|Anas||albogularis||OR||Andaman Is., Cocos Is.|
Anas is a genus of dabbling ducks. It includes mallards, wigeons, teals, pintails and shovelers in a number of subgenera. Some authorities prefer to elevate the subgenera to genus rank. Indeed, as the moa-nalos are very close to this clade and may have evolved later than some of these lineages, it is rather the absence of a thorough review than lack of necessity that this genus is rather over-lumped. The phylogeny of this genus is one of the most confounded ones of all living birds. Research is hampered by the fact the radiation of the two major groups of Anas ? the teals and mallard groups ? took place in a very short time and fairly recently, roughly in the mid-late Pleistocene.
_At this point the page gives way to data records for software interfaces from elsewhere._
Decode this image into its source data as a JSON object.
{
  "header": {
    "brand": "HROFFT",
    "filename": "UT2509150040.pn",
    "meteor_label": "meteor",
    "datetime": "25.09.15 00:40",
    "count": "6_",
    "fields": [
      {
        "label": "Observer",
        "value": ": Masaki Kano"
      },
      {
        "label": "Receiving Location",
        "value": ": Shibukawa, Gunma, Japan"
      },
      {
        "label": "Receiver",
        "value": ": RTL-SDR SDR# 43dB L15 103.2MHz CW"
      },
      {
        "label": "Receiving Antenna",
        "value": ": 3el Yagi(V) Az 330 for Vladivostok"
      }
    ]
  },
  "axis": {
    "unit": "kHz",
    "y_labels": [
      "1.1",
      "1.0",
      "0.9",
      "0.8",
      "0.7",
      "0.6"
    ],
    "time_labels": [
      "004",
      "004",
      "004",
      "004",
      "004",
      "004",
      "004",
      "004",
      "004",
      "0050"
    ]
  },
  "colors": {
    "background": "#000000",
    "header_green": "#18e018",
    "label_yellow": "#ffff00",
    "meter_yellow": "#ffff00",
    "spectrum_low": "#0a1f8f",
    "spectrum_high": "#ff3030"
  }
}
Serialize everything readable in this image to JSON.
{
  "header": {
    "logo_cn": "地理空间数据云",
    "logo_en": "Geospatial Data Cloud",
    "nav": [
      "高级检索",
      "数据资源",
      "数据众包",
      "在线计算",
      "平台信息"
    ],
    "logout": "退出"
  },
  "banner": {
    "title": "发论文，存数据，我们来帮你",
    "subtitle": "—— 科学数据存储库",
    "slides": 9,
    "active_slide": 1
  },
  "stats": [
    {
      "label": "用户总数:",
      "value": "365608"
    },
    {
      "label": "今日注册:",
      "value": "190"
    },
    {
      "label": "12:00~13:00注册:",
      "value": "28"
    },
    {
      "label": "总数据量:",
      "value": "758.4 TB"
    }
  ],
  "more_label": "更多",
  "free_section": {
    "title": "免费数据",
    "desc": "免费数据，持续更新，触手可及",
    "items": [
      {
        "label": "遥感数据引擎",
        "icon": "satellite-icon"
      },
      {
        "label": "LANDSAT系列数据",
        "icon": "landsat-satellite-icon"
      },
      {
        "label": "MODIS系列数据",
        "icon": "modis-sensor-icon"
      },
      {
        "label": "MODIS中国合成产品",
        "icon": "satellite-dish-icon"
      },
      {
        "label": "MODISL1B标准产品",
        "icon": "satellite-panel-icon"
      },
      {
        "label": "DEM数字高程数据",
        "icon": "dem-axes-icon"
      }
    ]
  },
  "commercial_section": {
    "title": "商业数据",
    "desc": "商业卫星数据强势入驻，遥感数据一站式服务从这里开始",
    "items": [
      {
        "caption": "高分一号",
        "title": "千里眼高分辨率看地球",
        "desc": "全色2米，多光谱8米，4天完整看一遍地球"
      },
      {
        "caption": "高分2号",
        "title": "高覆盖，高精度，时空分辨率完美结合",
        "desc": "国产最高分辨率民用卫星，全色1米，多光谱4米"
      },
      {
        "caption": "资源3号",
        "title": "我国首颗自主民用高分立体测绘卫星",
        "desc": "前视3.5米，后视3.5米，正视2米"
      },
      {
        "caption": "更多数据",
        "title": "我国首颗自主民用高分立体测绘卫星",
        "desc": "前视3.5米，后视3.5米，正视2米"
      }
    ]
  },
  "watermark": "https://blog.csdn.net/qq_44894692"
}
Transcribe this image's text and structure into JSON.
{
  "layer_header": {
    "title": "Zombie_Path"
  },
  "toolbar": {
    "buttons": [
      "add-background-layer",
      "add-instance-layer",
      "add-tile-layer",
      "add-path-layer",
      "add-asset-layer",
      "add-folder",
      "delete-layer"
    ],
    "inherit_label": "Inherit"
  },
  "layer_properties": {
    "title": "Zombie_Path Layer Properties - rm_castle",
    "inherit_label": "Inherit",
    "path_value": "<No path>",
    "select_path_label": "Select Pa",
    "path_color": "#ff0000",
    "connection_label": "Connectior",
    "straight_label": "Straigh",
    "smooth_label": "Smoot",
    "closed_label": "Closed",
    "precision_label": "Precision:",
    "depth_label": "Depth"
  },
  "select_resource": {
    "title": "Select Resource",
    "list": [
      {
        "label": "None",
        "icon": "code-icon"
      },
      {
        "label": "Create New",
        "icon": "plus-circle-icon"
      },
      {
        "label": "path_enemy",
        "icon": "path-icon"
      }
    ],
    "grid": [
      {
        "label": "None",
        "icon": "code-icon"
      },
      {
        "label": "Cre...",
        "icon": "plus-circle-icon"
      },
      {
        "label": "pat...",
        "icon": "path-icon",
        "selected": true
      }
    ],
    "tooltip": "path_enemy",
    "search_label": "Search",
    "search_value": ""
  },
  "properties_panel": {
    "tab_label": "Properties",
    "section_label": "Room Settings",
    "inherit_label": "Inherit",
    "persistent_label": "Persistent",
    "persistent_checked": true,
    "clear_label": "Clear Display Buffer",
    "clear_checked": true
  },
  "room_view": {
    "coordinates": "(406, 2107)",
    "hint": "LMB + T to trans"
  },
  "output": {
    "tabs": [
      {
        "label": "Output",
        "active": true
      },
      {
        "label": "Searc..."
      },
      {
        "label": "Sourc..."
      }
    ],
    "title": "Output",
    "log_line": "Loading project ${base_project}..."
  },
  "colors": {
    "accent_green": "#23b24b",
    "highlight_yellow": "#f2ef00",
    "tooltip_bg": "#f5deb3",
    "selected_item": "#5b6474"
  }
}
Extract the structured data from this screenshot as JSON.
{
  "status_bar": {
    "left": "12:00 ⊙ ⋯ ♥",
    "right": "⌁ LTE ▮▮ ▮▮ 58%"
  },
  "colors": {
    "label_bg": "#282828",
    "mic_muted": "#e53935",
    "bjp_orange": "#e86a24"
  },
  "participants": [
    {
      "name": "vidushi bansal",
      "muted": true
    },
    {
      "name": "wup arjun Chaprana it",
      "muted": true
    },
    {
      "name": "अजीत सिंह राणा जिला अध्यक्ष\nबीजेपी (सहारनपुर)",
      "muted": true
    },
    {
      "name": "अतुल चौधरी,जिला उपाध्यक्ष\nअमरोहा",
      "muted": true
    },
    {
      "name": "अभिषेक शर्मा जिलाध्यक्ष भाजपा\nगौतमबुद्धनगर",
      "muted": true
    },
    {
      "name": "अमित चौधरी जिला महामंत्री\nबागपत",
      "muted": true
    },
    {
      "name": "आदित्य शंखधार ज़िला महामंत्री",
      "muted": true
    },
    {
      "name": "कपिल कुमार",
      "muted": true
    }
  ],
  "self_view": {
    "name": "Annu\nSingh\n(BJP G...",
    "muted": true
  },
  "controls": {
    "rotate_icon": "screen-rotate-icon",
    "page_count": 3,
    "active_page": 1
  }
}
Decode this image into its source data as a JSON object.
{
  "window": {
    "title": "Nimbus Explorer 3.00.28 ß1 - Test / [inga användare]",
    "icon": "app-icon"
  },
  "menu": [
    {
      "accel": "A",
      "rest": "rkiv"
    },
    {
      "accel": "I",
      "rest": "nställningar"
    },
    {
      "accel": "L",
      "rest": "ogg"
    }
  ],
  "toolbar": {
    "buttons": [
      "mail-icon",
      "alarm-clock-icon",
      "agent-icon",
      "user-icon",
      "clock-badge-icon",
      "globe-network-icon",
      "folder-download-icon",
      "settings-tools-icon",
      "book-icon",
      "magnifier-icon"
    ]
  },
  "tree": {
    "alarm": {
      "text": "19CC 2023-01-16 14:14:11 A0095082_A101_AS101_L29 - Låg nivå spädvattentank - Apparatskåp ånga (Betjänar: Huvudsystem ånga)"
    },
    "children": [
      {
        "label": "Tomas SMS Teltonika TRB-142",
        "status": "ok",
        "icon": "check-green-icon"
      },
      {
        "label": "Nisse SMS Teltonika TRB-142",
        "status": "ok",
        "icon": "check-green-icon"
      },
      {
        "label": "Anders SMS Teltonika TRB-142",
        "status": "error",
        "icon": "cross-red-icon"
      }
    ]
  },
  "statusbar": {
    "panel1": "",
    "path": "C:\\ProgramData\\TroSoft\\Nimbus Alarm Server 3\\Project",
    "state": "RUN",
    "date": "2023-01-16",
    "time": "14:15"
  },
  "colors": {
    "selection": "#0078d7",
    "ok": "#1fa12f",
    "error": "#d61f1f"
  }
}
Furthermore, hybridization may have long played a major role in Anas evolution, with within-subgenus hybrids regularly and between-subgenus hybrids not infrequently being fully fertile. The relationships between species are much obscured by this fact, and mtDNA sequence data is of dubious value in resolving their relationships; on the other hand, nuclear DNA sequences evolve too slowly to resolve the phylogeny of the subgenus Anas for example. Some major clades can be discerned. For example, that the traditional subgenus Anas, the mallard group, forms a monophyletic (in the loose sense, i.e. non-holophyletic) group has never been seriously questioned by modern science and is as good as confirmed (but see below). On the other hand, the phylogeny of the teals is very confusing. For these reasons, the dabbling duck lineages more distantly related to mallard group (which includes the type species of Anas) than the wigeons should arguably be separated in their own genera. These would include the Baikal Teal, the Garganey, the spotted black-capped Punanetta group, and the shovelers and other blue-winged species. Whether the wigeons, which are very distinct in morphology and behavior, but much less so in mtDNA cytochrome b and NADH dehydrogenase subunit 2 sequences, should also be considered a distinct genus Mareca (including the Gadwall and Falcated Duck) is essentially the one remaining point of dispute as regards the question which taxa should remain in this genus and which ones should not.
|wingspan min.:||60||cm||wingspan max.:||67||cm|
|size min.:||37||cm||size max.:||47||cm|
|incubation min.:||24||days||incubation max.:||28||days|
|fledging min.:||53||days||fledging max.:||60||days|
tide line. All these wetlands had natural or man-made bunds for collecting rainwater which reduced salinity. This species selected a nesting site based on optimum water levels and availability of food for the young. Nesting success was high during the study (85%) as there were very few predators. However, poaching of eggs by
humans and predation by Water Monitor Lizards were the major causes of egg loss. Predation by raptors may also occur. Parents with ducklings spent most of their time in thick vegetation, coming into open water with sparse vegetation only for very short periods.
Video Andaman Teal
copyright: Josep del Hoyo
Andaman Teal Anas (gibberifrons) albogularis, endemic to the Andamans, is scarce and has recently declined, and is likely to have been affected by the tsunami because of its coastal distribution. This duck is usually treated as a subspecies of Sunda Teal Anas gibberifrons, but it has been proposed that it should be treated as a full species (this proposal is currently under review by the BirdLife Taxonomic Working Group)